Ancient Slavs believed that Svarog’s son was forging a new sun, which would then be carried by Surija’s horses across the sky.
In Ancient Slavic mythology, Jarilo is the god of spring vegetation and fertility, but sometimes even associated with war.
He is thought to be an exquisitely handsome young man, riding on a white horse, dressed in white and barefoot, tasseled with wild flowers and carrying a bundle of wheat in his hands. This is the reason why in various spring rituals girls dressed in white and crowned with flowers used to ride on white horses.
Dolls were made of straw in his glory and called by the name of this deity.
Lada – the Ancient Slavic goddess of Summer, love and beauty. According to the ancient belief, she lives in another world, called Irij, until spring, when she is awaken to bring spring.
The name of goddess Lada was first mentioned in the Renaissance period, when Slavic historians, influenced by their French, Italian and German colleagues , started showing great interest in antique mythology. Some of them, especially Czech and Polish historians tried to rebuild the forgotten Slavic pantheon of gods.
Ljelj is the son of Triglav and husband of Lada, who cares of brotherhood.
Mokosh (Мокошь) was the East Slavic goddess of fertility, protector of women and jobs done by women, such as spinning.
Her ancient idol was placed at the hill in Kiev by Prince Vladimir, next to the idol of Perun and other deities.
In the northern Russia she is known as Mokusha, and depicted as a woman with big head and long arms who visits houses and looks over the spinners. Her cult was, judging from the toponyms, also present among Western Slavs.
Morana (or Mora, Morena, Marana, Maržana) is a symbol of death and winter in Slavic tradition.
She manifests in various shapes; most often as a very pale beautiful girl, with the wolf fangs and claws. Her other shape is such as that of a Baba Yaga, an ugly old witch.
Perun (Перунъ) is a Slavic god of skies and natural disasters (rainfall, summer storms), that is a god of thunder, some kind of a Slavic Zeus, who people usually turned to during drought.

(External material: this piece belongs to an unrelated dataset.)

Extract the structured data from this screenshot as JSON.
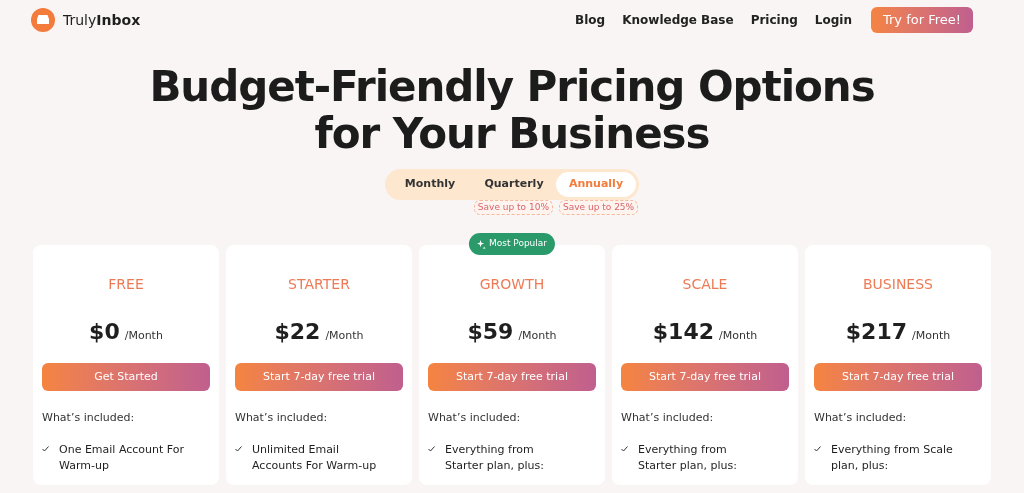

Thursday was his day, and the oak tree and the flower of iris were dedicated to him.
Rod is a being from Slavic mythology that still creates controversy in science over whether it represents a deity or a mythological creature.
Živa is the goddess of life. On her head she wore ornaments resembling Sun rays; she was wrapped in a light cloak, with bare shoulders and bosom. She held a bundle of wheat in her left hand, and a fruit similar to apple in her right.

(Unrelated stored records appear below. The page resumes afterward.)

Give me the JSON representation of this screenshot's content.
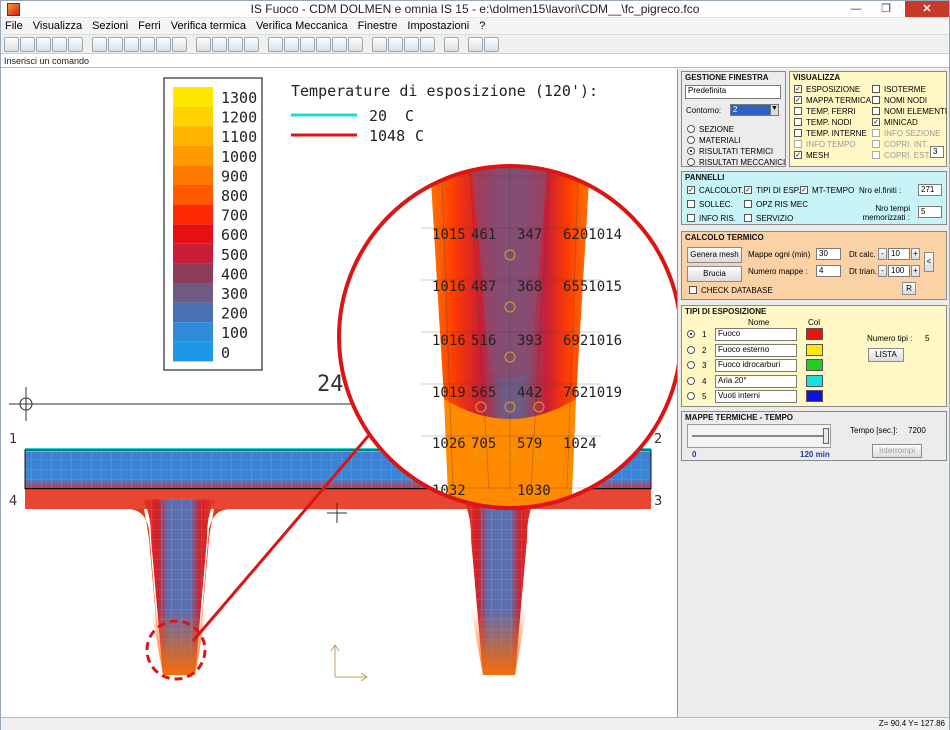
{
  "window": {
    "title": "IS Fuoco - CDM DOLMEN e omnia IS 15 - e:\\dolmen15\\lavori\\CDM__\\fc_pigreco.fco",
    "min_glyph": "—",
    "max_glyph": "❐",
    "close_glyph": "✕"
  },
  "menu": [
    "File",
    "Visualizza",
    "Sezioni",
    "Ferri",
    "Verifica termica",
    "Verifica Meccanica",
    "Finestre",
    "Impostazioni",
    "?"
  ],
  "command_line": "Inserisci un comando",
  "drawing": {
    "legend_values": [
      "1300",
      "1200",
      "1100",
      "1000",
      "900",
      "800",
      "700",
      "600",
      "500",
      "400",
      "300",
      "200",
      "100",
      "0"
    ],
    "legend_colors": [
      "#ffe800",
      "#ffd200",
      "#ffb400",
      "#ff9a00",
      "#ff7a00",
      "#ff5a00",
      "#ff2800",
      "#e60f14",
      "#c81e37",
      "#8c3c5a",
      "#6e5a82",
      "#4a70b4",
      "#2f8bd8",
      "#1e96e6"
    ],
    "exposure_title": "Temperature di esposizione (120'):",
    "exposure_items": [
      {
        "value": "20",
        "unit": "C",
        "color": "#19dcdc"
      },
      {
        "value": "1048",
        "unit": "C",
        "color": "#dc1414"
      }
    ],
    "dimension_label": "249",
    "node_labels": [
      "1",
      "2",
      "3",
      "4"
    ],
    "zoom_grid": [
      [
        "1015",
        "461",
        "347",
        "6201014"
      ],
      [
        "1016",
        "487",
        "368",
        "6551015"
      ],
      [
        "1016",
        "516",
        "393",
        "6921016"
      ],
      [
        "1019",
        "565",
        "442",
        "7621019"
      ],
      [
        "1026",
        "705",
        "579",
        "1024"
      ],
      [
        "1032",
        "",
        "1030",
        ""
      ]
    ]
  },
  "panel": {
    "gestione": {
      "title": "GESTIONE FINESTRA",
      "preset": "Predefinita",
      "contorno_label": "Contorno:",
      "contorno_value": "2",
      "options": [
        "SEZIONE",
        "MATERIALI",
        "RISULTATI TERMICI",
        "RISULTATI MECCANICI"
      ],
      "selected": 2
    },
    "visualizza": {
      "title": "VISUALIZZA",
      "left": [
        {
          "label": "ESPOSIZIONE",
          "checked": true
        },
        {
          "label": "MAPPA TERMICA",
          "checked": true
        },
        {
          "label": "TEMP. FERRI",
          "checked": false
        },
        {
          "label": "TEMP. NODI",
          "checked": false
        },
        {
          "label": "TEMP. INTERNE",
          "checked": false
        },
        {
          "label": "INFO TEMPO",
          "checked": false,
          "disabled": true
        },
        {
          "label": "MESH",
          "checked": true
        }
      ],
      "right": [
        {
          "label": "ISOTERME",
          "checked": false
        },
        {
          "label": "NOMI NODI",
          "checked": false
        },
        {
          "label": "NOMI ELEMENTI",
          "checked": false
        },
        {
          "label": "MINICAD",
          "checked": true
        },
        {
          "label": "INFO SEZIONE",
          "checked": false,
          "disabled": true
        },
        {
          "label": "COPRI. INT.",
          "checked": false,
          "disabled": true
        },
        {
          "label": "COPRI. EST.",
          "checked": false,
          "disabled": true
        }
      ],
      "copri_value": "3"
    },
    "pannelli": {
      "title": "PANNELLI",
      "items": [
        {
          "label": "CALCOLOT.",
          "checked": true
        },
        {
          "label": "TIPI DI ESP.",
          "checked": true
        },
        {
          "label": "MT-TEMPO",
          "checked": true
        },
        {
          "label": "SOLLEC.",
          "checked": false
        },
        {
          "label": "OPZ RIS MEC",
          "checked": false
        },
        {
          "label": "INFO RIS.",
          "checked": false
        },
        {
          "label": "SERVIZIO",
          "checked": false
        }
      ],
      "nro_finiti_label": "Nro el.finiti :",
      "nro_finiti_value": "271",
      "nro_tempi_label": "Nro tempi memorizzati :",
      "nro_tempi_value": "5"
    },
    "calcolo": {
      "title": "CALCOLO TERMICO",
      "genera_mesh": "Genera mesh",
      "brucia": "Brucia",
      "mappe_label": "Mappe ogni (min)",
      "mappe_value": "30",
      "numero_label": "Numero mappe :",
      "numero_value": "4",
      "dtcalc_label": "Dt calc.",
      "dtcalc_value": "10",
      "dttrian_label": "Dt trian.",
      "dttrian_value": "100",
      "check_database": "CHECK DATABASE",
      "r_button": "R",
      "minus": "-",
      "plus": "+",
      "collapse": "<"
    },
    "tipi": {
      "title": "TIPI DI ESPOSIZIONE",
      "col_nome": "Nome",
      "col_col": "Col",
      "rows": [
        {
          "n": "1",
          "name": "Fuoco",
          "color": "#ee1111",
          "selected": true
        },
        {
          "n": "2",
          "name": "Fuoco esterno",
          "color": "#ffe800",
          "selected": false
        },
        {
          "n": "3",
          "name": "Fuoco idrocarburi",
          "color": "#22cc22",
          "selected": false
        },
        {
          "n": "4",
          "name": "Aria 20°",
          "color": "#19e0e0",
          "selected": false
        },
        {
          "n": "5",
          "name": "Vuoti interni",
          "color": "#1010e0",
          "selected": false
        }
      ],
      "numero_tipi_label": "Numero tipi :",
      "numero_tipi_value": "5",
      "lista": "LISTA"
    },
    "mappe": {
      "title": "MAPPE TERMICHE - TEMPO",
      "tempo_label": "Tempo [sec.]:",
      "tempo_value": "7200",
      "start": "0",
      "end": "120 min",
      "slider_position": 1.0,
      "interrompi": "Interrompi"
    }
  },
  "status": {
    "coords": "Z= 90.4 Y= 127.86"
  }
}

Svarog (Ancient Slavic: Сварогъ, Соварогъ) is the god of Sun who provides life and warmth of the fireside (which is a substitute for the Sun). He is only mentioned in one source – “Chronicle” of the Byzantine historian Jovan Malala.
Triglav is a three-headed deity of Baltic Slavs, presumably a god of war. However, as the supreme god, he has the threefold role of the deity fulfilling three functions: deity of birth, afterlife, death and ancestors, and the deity of sustaining human life.
Similarity of Triglav and Svetovid suggests the possibility of them being one and the same deity, known by different names in different areas.
Stribog (Стрибогъ) is a deity of East Slavic mythology. All the winds were considered his grandchildren.
His ancient statue is mentioned among the ones that stood on the hill in Kiev, where the statues of Perun, Hors, and Mokosh were found.
He was depicted as the grey-haired old man holding a horn in his hand, by which he awakens the winds, his grandchildren. Eagle was the animal symbolizing Stribog.
Veles or Volos (Велесъ, Волосъ) was the god of fields, pastures and forests, or crops, livestock and wild animals. His animal pendant is a bear, while in Christianity his role was taken over by St. Vasilije.
Some authors see him as the god of the underworld, and some attribute him with the protection of poetry. One of the most controversial writings in the field of Ancient Slavic religion was named after him and known as “The Book of Veles”.